7. Servants and Domestic Workers: In urban households, especially those belonging to the upper class, domestic servants played a crucial role in performing household chores and providing assistance to the family.

Read More:  The Mysterious White Blood Disease of the 19th Century: Unraveling the Enigma

8. Journalists and Writers: The 19th century saw a surge in journalism and literary activity. Journalists covered news, politics, and cultural events, while writers produced novels, poetry, and academic works.

It is important to note that the occupational landscape varied across different regions of Germany, with industrialized areas experiencing greater changes compared to rural or less developed regions.

What were the trade names of old German professions?

In the 19th century, there were several trade names used for old German professions. Here are some examples of these trade names:

Böttcher – a cooper, someone who made or repaired wooden barrels and casks.

Leineweber – a linen weaver, someone who wove linen fabric.

Schneider – a tailor, someone who made and altered clothing.

Schmied – a blacksmith, someone who shaped iron and steel using a forge.

Tischler – a carpenter, someone who worked with wood, making furniture, cabinets, and other wooden items.

Dachdecker – a roofer, someone who installed and repaired roofs.

Bäcker – a baker, someone who baked bread and other baked goods.

Müller – a miller, someone who operated a mill, grinding grains into flour.

Zimmermann – a carpenter or a joiner, someone who constructed and repaired wooden structures.

Schuhmacher – a shoemaker, someone who made and repaired shoes.

These are just a few examples of the trade names used in old German professions during the 19th century.

What is the most prevalent occupation in Germany?

In the 19th century, the most prevalent occupation in Germany was farming. Agriculture played a significant role in the country’s economy during this time period. The majority of the population lived in rural areas and depended on agricultural activities for their livelihood. Farmers were responsible for cultivating crops and raising livestock to meet the nation’s food demands. Their work was labor-intensive, and they utilized traditional farming techniques and tools. Additionally, many farmers practiced subsistence farming, growing enough food to sustain their families. With industrialization and urbanization gradually taking place towards the end of the century, other professions such as factory workers and craftsmen started emerging, but farming remained a vital occupation throughout the 19th century.

Frequently Asked Questions

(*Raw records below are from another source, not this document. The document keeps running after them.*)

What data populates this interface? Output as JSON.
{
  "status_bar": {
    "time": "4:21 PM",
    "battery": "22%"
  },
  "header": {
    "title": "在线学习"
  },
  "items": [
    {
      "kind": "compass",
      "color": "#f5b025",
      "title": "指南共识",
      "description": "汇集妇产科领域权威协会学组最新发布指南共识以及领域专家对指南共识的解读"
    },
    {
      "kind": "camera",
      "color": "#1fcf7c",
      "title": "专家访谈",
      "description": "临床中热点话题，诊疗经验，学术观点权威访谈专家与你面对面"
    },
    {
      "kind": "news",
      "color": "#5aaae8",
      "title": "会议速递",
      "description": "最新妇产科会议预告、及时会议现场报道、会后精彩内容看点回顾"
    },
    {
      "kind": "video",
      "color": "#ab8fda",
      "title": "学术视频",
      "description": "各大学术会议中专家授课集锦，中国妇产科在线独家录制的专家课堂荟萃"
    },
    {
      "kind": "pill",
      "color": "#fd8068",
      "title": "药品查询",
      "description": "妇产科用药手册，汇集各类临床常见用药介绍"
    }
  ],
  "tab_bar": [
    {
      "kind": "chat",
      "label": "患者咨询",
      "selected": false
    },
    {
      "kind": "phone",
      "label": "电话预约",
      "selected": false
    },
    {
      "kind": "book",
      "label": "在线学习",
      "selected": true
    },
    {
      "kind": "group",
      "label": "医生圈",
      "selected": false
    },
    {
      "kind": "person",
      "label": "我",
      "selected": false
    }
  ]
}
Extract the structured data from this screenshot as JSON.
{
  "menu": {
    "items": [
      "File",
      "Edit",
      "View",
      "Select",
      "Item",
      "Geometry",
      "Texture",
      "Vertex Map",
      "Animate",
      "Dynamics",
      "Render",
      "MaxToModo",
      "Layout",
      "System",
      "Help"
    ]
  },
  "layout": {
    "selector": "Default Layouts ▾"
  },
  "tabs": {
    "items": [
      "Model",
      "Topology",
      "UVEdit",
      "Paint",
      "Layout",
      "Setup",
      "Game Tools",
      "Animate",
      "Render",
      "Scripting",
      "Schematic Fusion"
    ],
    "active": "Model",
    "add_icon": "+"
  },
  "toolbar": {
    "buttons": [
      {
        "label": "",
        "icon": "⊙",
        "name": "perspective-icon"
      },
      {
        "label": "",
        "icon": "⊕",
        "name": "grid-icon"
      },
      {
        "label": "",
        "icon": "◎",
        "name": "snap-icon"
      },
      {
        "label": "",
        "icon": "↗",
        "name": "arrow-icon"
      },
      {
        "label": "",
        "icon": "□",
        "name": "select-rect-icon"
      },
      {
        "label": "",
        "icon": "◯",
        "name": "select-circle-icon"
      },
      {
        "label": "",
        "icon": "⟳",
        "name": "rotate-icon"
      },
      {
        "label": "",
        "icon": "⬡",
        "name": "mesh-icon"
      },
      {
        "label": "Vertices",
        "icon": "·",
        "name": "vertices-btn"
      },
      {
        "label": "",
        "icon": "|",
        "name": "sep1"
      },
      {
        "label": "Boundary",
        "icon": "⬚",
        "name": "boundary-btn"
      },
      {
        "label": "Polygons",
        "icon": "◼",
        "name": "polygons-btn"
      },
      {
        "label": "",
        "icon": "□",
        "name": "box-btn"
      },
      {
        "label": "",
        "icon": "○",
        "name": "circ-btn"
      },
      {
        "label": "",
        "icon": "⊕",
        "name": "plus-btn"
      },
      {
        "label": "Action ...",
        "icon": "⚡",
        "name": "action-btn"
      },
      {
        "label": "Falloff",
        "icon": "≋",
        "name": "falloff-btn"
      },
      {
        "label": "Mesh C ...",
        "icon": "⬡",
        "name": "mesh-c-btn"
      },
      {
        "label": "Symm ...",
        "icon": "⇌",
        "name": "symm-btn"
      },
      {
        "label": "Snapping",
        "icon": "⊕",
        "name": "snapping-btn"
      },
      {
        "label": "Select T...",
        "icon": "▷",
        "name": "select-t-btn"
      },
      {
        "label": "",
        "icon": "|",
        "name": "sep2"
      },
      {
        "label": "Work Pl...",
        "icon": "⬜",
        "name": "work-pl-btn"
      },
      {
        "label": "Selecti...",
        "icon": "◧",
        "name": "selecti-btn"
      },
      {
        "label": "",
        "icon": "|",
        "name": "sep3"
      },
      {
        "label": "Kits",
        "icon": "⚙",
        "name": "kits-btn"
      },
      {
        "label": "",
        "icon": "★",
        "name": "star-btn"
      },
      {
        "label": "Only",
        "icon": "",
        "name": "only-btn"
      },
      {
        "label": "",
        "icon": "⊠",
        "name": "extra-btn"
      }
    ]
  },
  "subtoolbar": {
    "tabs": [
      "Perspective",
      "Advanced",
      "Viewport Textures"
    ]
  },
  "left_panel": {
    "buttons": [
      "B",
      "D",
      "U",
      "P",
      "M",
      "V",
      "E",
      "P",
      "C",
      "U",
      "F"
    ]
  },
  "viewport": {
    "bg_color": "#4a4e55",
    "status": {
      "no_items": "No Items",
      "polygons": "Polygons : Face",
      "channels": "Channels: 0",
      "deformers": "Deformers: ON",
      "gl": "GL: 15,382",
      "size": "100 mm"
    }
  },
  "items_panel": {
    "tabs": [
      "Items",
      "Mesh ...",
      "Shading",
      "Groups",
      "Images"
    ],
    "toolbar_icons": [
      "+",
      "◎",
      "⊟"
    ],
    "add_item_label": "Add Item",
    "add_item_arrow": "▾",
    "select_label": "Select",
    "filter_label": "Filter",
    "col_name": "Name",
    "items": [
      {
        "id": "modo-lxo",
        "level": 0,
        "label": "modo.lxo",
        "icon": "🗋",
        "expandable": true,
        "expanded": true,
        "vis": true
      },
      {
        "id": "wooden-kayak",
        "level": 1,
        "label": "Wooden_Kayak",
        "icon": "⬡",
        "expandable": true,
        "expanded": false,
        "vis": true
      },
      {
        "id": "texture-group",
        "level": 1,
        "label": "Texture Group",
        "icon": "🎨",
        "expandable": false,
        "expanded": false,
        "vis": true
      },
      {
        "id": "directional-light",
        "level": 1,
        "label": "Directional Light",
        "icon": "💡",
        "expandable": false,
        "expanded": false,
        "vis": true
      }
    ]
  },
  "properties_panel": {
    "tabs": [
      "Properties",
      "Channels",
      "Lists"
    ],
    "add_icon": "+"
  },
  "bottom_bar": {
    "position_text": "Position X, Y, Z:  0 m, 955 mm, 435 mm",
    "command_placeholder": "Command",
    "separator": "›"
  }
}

In conclusion, the 19th century was a time of significant change and development in Germany’s occupational landscape. The industrial revolution brought about a shift from agricultural-based professions to new opportunities in manufacturing and trade. The growth of cities and advancements in technology created a demand for skilled workers in various sectors such as engineering, textiles, and metallurgy.

However, it is essential to acknowledge that not all Germans benefited equally from these changes. The working conditions in factories were often harsh, with long hours and low wages. Many rural inhabitants struggled to adapt to the rapidly changing urban environment and faced unemployment or poverty.

Despite these challenges, the 19th century also witnessed the rise of the middle class in Germany. Professions such as lawyers, doctors, and teachers gained prestige and influence during this period. The opportunity for upward mobility became more accessible for individuals with education and skills.

The political climate of the 19th century greatly influenced the occupational landscape in Germany. The establishment of a unified German nation under the leadership of Otto von Bismarck in 1871 brought stability and economic growth. The government invested in infrastructure projects, creating jobs in construction and transportation.

In summary, the 19th century in Germany saw a transformation in the occupational structure as the country embraced industrialization and urbanization. While some individuals thrived in the new economy, others faced hardships and inequality. By understanding the complexities of the 19th century German occupations, we can gain insights into the social, economic, and political dynamics that shaped the era.

To learn more about this topic, we recommend some related articles: